*Task description*. Nothing in the data may be altered; the answer is a verbatim copy of it.

(Entries from a dataset of interfaces)
◇ ◇ ◇ ◇

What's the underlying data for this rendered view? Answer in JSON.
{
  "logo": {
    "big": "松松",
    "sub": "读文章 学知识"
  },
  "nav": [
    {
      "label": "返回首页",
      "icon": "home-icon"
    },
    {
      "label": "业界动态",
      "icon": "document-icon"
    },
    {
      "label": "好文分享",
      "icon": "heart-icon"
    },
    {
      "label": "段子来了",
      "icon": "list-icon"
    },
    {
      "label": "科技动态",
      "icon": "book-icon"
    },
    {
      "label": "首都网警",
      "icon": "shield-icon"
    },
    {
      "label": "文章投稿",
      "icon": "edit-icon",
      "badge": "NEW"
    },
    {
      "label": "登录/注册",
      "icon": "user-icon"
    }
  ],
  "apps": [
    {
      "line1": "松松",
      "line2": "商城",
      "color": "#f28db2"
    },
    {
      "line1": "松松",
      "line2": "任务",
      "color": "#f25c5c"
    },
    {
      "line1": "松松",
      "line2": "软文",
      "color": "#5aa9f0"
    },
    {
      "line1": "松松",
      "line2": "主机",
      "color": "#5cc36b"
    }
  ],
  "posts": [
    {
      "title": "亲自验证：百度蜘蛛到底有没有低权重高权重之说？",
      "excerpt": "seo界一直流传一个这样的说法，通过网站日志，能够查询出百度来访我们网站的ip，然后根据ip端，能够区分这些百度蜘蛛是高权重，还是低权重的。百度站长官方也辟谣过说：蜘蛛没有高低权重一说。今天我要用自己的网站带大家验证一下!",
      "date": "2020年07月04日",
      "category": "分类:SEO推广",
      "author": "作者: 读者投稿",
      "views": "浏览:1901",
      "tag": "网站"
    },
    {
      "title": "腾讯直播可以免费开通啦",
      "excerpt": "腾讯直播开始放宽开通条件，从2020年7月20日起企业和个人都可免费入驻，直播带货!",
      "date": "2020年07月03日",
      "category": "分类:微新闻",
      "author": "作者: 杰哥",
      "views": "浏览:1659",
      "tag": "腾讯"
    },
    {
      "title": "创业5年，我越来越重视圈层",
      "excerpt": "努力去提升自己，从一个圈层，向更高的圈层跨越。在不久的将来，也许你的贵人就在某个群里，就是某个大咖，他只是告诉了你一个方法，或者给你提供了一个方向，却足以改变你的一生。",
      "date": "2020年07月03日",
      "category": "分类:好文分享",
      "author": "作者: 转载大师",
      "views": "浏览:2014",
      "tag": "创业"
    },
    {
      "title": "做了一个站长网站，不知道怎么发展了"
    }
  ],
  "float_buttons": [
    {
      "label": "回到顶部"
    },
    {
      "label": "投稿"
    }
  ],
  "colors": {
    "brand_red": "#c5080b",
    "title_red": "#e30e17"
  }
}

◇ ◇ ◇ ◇

*Expected output*.
What's the underlying data for this rendered view? Answer in JSON.
{
  "logo": {
    "big": "松松",
    "sub": "读文章 学知识"
  },
  "nav": [
    {
      "label": "返回首页",
      "icon": "home-icon"
    },
    {
      "label": "业界动态",
      "icon": "document-icon"
    },
    {
      "label": "好文分享",
      "icon": "heart-icon"
    },
    {
      "label": "段子来了",
      "icon": "list-icon"
    },
    {
      "label": "科技动态",
      "icon": "book-icon"
    },
    {
      "label": "首都网警",
      "icon": "shield-icon"
    },
    {
      "label": "文章投稿",
      "icon": "edit-icon",
      "badge": "NEW"
    },
    {
      "label": "登录/注册",
      "icon": "user-icon"
    }
  ],
  "apps": [
    {
      "line1": "松松",
      "line2": "商城",
      "color": "#f28db2"
    },
    {
      "line1": "松松",
      "line2": "任务",
      "color": "#f25c5c"
    },
    {
      "line1": "松松",
      "line2": "软文",
      "color": "#5aa9f0"
    },
    {
      "line1": "松松",
      "line2": "主机",
      "color": "#5cc36b"
    }
  ],
  "posts": [
    {
      "title": "亲自验证：百度蜘蛛到底有没有低权重高权重之说？",
      "excerpt": "seo界一直流传一个这样的说法，通过网站日志，能够查询出百度来访我们网站的ip，然后根据ip端，能够区分这些百度蜘蛛是高权重，还是低权重的。百度站长官方也辟谣过说：蜘蛛没有高低权重一说。今天我要用自己的网站带大家验证一下!",
      "date": "2020年07月04日",
      "category": "分类:SEO推广",
      "author": "作者: 读者投稿",
      "views": "浏览:1901",
      "tag": "网站"
    },
    {
      "title": "腾讯直播可以免费开通啦",
      "excerpt": "腾讯直播开始放宽开通条件，从2020年7月20日起企业和个人都可免费入驻，直播带货!",
      "date": "2020年07月03日",
      "category": "分类:微新闻",
      "author": "作者: 杰哥",
      "views": "浏览:1659",
      "tag": "腾讯"
    },
    {
      "title": "创业5年，我越来越重视圈层",
      "excerpt": "努力去提升自己，从一个圈层，向更高的圈层跨越。在不久的将来，也许你的贵人就在某个群里，就是某个大咖，他只是告诉了你一个方法，或者给你提供了一个方向，却足以改变你的一生。",
      "date": "2020年07月03日",
      "category": "分类:好文分享",
      "author": "作者: 转载大师",
      "views": "浏览:2014",
      "tag": "创业"
    },
    {
      "title": "做了一个站长网站，不知道怎么发展了"
    }
  ],
  "float_buttons": [
    {
      "label": "回到顶部"
    },
    {
      "label": "投稿"
    }
  ],
  "colors": {
    "brand_red": "#c5080b",
    "title_red": "#e30e17"
  }
}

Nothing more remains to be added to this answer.